El-P’s Cancer For Cure is an intimidating fortress of an album, but it’s not impenetrable. In the five years since the Brooklyn rapper released his last album, 2007’s hulking, Bush-induced paranoia opus I’ll Sleep When You’re Dead, the independent hip-hop landscape that El-P helped define with his work as one half of Company Flow and the founder of the now defunct Definitive Jux label has undergone countless changes. The distinctions between independent rap and major label hip-hop have been blurred or completely obliterated depending on who you ask, leaving many formerly prominent artists lost and adrift, but at 37, El-P is still standing strong and defiant, like Snake Plissken in a baseball cap.
Influenced by the Bomb Squad, El-P's dense layering of synths, sound effects and funky drums results in dark, futuristic beats (think more Blade Runner than Star Trek) that are claustrophobic and given a sense of urgency by the often up-tempo production. On Cancer For Cure, songs like "The Full Retard," "Drones over BKLYN" and "Tougher Colder Killer" might even have a chance to get played in the more progressive dance clubs. Elsewhere, El-P also gets more musical by bringing in Interpol's Paul Banks and Islands' Nick Diamonds for some singing assists on "Works Every Time" and "Stay Down," respectively.

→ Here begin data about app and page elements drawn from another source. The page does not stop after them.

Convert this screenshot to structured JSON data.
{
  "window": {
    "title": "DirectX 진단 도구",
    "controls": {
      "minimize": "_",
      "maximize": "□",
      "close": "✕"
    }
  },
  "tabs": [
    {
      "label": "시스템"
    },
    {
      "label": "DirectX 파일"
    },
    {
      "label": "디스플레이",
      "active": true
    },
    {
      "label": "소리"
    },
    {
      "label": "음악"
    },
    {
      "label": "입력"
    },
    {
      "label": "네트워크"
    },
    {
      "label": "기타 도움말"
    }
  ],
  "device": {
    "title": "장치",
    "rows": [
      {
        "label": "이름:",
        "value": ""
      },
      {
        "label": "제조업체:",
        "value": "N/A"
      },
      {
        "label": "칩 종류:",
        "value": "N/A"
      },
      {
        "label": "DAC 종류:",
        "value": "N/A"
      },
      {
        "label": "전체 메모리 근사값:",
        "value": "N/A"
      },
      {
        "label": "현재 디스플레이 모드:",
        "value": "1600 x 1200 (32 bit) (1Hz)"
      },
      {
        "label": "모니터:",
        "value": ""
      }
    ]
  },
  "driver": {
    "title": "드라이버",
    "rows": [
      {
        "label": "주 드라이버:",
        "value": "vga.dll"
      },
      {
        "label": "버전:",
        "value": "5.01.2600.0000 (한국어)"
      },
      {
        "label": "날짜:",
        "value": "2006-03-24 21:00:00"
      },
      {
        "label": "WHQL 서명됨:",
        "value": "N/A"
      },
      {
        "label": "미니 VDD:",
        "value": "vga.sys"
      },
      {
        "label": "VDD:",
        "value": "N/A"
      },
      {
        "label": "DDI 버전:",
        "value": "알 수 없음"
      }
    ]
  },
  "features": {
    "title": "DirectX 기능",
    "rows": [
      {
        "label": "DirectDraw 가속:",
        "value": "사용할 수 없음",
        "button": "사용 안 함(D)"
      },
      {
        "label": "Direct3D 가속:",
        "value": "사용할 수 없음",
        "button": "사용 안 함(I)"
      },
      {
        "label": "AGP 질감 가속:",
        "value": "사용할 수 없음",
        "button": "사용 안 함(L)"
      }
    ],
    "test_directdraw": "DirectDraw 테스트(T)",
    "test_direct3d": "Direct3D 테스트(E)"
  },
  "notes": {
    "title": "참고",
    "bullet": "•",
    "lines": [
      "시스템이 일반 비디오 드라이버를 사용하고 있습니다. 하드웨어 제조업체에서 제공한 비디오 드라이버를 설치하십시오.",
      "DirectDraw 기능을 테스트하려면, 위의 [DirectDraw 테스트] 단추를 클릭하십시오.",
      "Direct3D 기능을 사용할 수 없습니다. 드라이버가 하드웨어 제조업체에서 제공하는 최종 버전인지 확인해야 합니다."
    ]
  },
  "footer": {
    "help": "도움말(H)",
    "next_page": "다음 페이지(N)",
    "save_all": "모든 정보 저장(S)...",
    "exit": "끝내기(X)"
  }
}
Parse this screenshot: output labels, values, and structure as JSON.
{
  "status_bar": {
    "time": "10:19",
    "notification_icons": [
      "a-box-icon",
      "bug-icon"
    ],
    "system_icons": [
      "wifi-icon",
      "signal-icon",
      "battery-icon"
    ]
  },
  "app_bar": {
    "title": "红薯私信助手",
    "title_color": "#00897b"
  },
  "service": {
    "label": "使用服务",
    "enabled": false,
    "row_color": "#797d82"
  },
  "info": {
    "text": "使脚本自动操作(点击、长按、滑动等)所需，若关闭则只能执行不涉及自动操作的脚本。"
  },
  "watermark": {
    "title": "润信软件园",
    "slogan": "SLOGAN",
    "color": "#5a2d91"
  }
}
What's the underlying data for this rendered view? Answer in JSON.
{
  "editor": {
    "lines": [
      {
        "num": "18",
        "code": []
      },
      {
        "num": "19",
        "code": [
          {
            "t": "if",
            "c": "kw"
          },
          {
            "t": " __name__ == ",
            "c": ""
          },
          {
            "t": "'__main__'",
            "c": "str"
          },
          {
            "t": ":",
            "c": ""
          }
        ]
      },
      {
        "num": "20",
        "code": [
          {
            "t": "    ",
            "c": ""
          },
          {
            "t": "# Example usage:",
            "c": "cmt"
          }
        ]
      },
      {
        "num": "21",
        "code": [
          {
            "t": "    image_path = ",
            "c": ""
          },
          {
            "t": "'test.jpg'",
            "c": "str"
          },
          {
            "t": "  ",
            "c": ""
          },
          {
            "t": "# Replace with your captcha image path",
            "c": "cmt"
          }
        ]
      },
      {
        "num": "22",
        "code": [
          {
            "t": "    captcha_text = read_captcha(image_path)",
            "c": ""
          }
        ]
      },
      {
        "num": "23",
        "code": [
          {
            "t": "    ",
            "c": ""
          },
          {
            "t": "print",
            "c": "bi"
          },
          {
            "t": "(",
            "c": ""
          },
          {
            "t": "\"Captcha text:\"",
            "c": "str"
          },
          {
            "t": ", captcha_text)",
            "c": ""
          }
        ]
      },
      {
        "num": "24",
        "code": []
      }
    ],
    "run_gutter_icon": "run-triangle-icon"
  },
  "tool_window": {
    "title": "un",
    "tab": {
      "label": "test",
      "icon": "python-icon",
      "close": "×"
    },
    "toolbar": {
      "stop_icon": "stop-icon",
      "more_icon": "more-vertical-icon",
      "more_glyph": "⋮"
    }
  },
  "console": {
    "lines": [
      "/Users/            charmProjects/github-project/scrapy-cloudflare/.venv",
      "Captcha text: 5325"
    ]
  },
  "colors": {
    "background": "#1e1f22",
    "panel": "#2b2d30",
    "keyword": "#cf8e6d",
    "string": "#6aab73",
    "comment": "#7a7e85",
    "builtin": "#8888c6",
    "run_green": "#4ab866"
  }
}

You could quite easily misconstrue the tenacity of Brooklyn rapper El-P's music as one man's anger, but what's probably most telling about his solo output to date is how intelligent he is with it. Ever since his days in Company Flow, one of the most vital underground rap groups around at the turn of the millennium, El's been somewhat industrious, pouring noise, tension and a vicious edge into his drum heavy productions. And while it's not really a new trick - that rap-over-an-awkward-jarring-backdrop is something Public Enemy's production team the Bomb Squad coined and personified back in the 80s - he's definitely pushed the envelope and progressed further than a heavy drone laced drum break, reversed police siren and looped sample.